We must be clear here: it is not only developing country Governments engaging in this practice. Most donors do, too. Take for example, the proliferation of ‘themed development days’, such as International Women’s Day, the most recent one I was aware of. These are essentially excuses for more empty rhetoric about the importance of X, how the donors are committed to it, and how the Government will pursue its attainment with all its might. Once over, one struggles to recognize what has actually changed or been achieved through it. Awareness-raising is the most common answer, yet this is nebulous in the extreme. In many cases, this is simply another example of teaching people a new language to speak without affecting the behaviour change that is required to make that language meaningful.

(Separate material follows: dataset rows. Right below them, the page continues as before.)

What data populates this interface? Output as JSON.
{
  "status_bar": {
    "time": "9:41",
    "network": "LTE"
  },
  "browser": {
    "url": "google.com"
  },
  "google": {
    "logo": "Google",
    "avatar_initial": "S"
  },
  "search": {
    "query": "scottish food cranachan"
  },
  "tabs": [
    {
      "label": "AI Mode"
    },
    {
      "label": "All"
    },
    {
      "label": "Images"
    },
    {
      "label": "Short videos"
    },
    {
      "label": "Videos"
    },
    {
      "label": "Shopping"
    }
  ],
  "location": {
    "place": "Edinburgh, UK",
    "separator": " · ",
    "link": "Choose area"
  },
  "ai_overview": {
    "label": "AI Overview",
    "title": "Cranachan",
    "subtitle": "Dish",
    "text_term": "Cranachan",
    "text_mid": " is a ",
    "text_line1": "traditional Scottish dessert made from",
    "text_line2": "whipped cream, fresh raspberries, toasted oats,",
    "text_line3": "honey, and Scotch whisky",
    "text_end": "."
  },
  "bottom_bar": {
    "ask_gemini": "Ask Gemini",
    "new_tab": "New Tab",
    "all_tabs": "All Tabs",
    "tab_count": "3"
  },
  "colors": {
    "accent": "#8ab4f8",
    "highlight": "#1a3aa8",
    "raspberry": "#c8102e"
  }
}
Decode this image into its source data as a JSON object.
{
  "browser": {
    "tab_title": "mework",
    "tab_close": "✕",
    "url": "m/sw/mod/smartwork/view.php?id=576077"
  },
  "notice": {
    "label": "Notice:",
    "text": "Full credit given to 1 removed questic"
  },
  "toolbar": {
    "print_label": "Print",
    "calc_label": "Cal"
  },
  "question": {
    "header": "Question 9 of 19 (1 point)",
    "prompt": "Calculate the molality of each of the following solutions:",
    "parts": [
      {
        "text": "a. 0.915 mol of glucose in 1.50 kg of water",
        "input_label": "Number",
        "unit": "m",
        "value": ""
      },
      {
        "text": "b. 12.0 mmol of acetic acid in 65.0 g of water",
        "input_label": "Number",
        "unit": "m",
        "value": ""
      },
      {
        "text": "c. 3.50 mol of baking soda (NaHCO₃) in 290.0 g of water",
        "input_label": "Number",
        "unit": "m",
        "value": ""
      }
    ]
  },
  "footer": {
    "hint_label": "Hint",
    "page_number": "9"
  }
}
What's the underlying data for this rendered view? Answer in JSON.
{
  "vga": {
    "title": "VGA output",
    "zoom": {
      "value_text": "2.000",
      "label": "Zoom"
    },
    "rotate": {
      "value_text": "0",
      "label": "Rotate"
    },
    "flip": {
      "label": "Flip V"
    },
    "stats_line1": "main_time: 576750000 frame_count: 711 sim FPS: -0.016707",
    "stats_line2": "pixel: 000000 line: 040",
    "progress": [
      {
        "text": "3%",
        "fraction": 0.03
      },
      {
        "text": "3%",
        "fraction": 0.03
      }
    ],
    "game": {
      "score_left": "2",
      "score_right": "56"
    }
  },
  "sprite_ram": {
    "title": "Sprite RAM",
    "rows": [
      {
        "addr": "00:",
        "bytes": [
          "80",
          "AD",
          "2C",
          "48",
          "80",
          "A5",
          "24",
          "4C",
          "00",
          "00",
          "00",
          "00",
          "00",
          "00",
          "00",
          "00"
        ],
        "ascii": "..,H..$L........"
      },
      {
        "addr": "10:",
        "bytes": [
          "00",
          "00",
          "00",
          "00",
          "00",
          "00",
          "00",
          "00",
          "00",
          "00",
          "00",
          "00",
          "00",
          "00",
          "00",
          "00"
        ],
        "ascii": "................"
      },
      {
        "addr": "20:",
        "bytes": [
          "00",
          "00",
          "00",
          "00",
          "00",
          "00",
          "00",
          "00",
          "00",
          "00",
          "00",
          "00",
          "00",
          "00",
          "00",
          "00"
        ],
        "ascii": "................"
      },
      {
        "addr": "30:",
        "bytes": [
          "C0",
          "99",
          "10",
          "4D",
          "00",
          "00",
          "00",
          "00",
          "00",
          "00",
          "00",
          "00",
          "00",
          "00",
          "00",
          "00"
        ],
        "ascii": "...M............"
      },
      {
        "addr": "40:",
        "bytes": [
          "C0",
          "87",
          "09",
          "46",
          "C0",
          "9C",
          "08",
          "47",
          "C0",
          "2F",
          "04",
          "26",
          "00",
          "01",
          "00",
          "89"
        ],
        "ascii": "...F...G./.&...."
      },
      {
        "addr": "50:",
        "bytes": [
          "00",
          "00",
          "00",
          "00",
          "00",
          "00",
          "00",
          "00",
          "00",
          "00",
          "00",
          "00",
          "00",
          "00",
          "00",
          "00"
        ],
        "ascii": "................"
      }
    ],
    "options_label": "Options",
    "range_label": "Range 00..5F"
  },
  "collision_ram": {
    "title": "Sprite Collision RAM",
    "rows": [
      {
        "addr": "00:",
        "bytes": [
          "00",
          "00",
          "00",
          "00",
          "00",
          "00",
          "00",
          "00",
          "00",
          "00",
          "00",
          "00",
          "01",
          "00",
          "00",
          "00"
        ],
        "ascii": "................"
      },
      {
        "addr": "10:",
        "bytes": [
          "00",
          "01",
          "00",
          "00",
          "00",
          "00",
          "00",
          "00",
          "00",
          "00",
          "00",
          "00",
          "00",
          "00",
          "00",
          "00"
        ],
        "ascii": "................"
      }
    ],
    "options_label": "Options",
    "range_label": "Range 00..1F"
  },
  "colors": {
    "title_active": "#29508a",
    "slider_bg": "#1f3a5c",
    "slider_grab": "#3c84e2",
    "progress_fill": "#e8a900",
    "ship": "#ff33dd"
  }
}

One widely mocked awareness-building project in Malawi was a heavily funded advertising campaign exhorting all who passed to ‘Stop Child Abuse!’ We got flyers in the mail, massive billboards were erected at key junctions, all with this same exhortation printed boldly in black lettering, next to an adorable but sad-looking Malawian child. Driving past it for the first time with a friend, it occurred to him to ask: ‘what person who is prone to abusing children is going to see that sign and change his ways? Do they really think that simply telling someone to stop will stop them? What on earth is it trying to achieve?’
It’s rhetoric. It doesn’t need to achieve anything, as long as it sustains the illusion of change.